-- Available data follows --

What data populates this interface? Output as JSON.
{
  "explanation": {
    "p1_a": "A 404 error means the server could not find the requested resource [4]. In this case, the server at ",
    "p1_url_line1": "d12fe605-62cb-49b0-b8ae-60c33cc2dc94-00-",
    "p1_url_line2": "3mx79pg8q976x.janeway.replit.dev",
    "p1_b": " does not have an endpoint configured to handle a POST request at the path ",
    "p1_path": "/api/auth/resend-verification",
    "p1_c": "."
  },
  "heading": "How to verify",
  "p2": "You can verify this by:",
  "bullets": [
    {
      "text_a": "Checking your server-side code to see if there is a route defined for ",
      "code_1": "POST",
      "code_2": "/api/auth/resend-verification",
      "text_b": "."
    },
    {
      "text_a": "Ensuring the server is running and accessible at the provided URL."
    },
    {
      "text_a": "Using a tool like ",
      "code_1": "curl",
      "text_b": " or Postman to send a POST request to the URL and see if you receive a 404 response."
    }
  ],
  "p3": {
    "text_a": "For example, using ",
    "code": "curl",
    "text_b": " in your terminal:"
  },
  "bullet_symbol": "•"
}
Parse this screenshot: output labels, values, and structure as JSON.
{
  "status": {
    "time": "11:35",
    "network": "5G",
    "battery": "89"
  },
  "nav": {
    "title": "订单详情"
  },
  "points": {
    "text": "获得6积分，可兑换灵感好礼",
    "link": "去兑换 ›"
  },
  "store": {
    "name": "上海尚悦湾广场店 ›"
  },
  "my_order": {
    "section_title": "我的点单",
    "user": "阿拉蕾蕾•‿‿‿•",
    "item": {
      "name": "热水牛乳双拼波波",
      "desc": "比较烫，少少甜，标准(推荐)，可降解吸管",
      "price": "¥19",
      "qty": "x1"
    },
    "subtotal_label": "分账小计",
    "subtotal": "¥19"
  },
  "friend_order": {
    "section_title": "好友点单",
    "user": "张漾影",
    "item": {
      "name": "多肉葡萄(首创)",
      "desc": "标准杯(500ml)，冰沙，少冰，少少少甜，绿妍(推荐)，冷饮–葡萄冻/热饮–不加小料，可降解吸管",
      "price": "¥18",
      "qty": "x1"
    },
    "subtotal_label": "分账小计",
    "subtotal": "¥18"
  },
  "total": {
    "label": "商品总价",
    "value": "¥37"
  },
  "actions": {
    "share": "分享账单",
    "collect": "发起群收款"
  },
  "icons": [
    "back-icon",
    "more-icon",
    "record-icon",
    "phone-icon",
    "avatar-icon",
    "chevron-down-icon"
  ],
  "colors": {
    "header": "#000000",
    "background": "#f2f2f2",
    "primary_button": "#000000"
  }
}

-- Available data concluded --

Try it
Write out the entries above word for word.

Written reply
What data populates this interface? Output as JSON.
{
  "explanation": {
    "p1_a": "A 404 error means the server could not find the requested resource [4]. In this case, the server at ",
    "p1_url_line1": "d12fe605-62cb-49b0-b8ae-60c33cc2dc94-00-",
    "p1_url_line2": "3mx79pg8q976x.janeway.replit.dev",
    "p1_b": " does not have an endpoint configured to handle a POST request at the path ",
    "p1_path": "/api/auth/resend-verification",
    "p1_c": "."
  },
  "heading": "How to verify",
  "p2": "You can verify this by:",
  "bullets": [
    {
      "text_a": "Checking your server-side code to see if there is a route defined for ",
      "code_1": "POST",
      "code_2": "/api/auth/resend-verification",
      "text_b": "."
    },
    {
      "text_a": "Ensuring the server is running and accessible at the provided URL."
    },
    {
      "text_a": "Using a tool like ",
      "code_1": "curl",
      "text_b": " or Postman to send a POST request to the URL and see if you receive a 404 response."
    }
  ],
  "p3": {
    "text_a": "For example, using ",
    "code": "curl",
    "text_b": " in your terminal:"
  },
  "bullet_symbol": "•"
}
Parse this screenshot: output labels, values, and structure as JSON.
{
  "status": {
    "time": "11:35",
    "network": "5G",
    "battery": "89"
  },
  "nav": {
    "title": "订单详情"
  },
  "points": {
    "text": "获得6积分，可兑换灵感好礼",
    "link": "去兑换 ›"
  },
  "store": {
    "name": "上海尚悦湾广场店 ›"
  },
  "my_order": {
    "section_title": "我的点单",
    "user": "阿拉蕾蕾•‿‿‿•",
    "item": {
      "name": "热水牛乳双拼波波",
      "desc": "比较烫，少少甜，标准(推荐)，可降解吸管",
      "price": "¥19",
      "qty": "x1"
    },
    "subtotal_label": "分账小计",
    "subtotal": "¥19"
  },
  "friend_order": {
    "section_title": "好友点单",
    "user": "张漾影",
    "item": {
      "name": "多肉葡萄(首创)",
      "desc": "标准杯(500ml)，冰沙，少冰，少少少甜，绿妍(推荐)，冷饮–葡萄冻/热饮–不加小料，可降解吸管",
      "price": "¥18",
      "qty": "x1"
    },
    "subtotal_label": "分账小计",
    "subtotal": "¥18"
  },
  "total": {
    "label": "商品总价",
    "value": "¥37"
  },
  "actions": {
    "share": "分享账单",
    "collect": "发起群收款"
  },
  "icons": [
    "back-icon",
    "more-icon",
    "record-icon",
    "phone-icon",
    "avatar-icon",
    "chevron-down-icon"
  ],
  "colors": {
    "header": "#000000",
    "background": "#f2f2f2",
    "primary_button": "#000000"
  }
}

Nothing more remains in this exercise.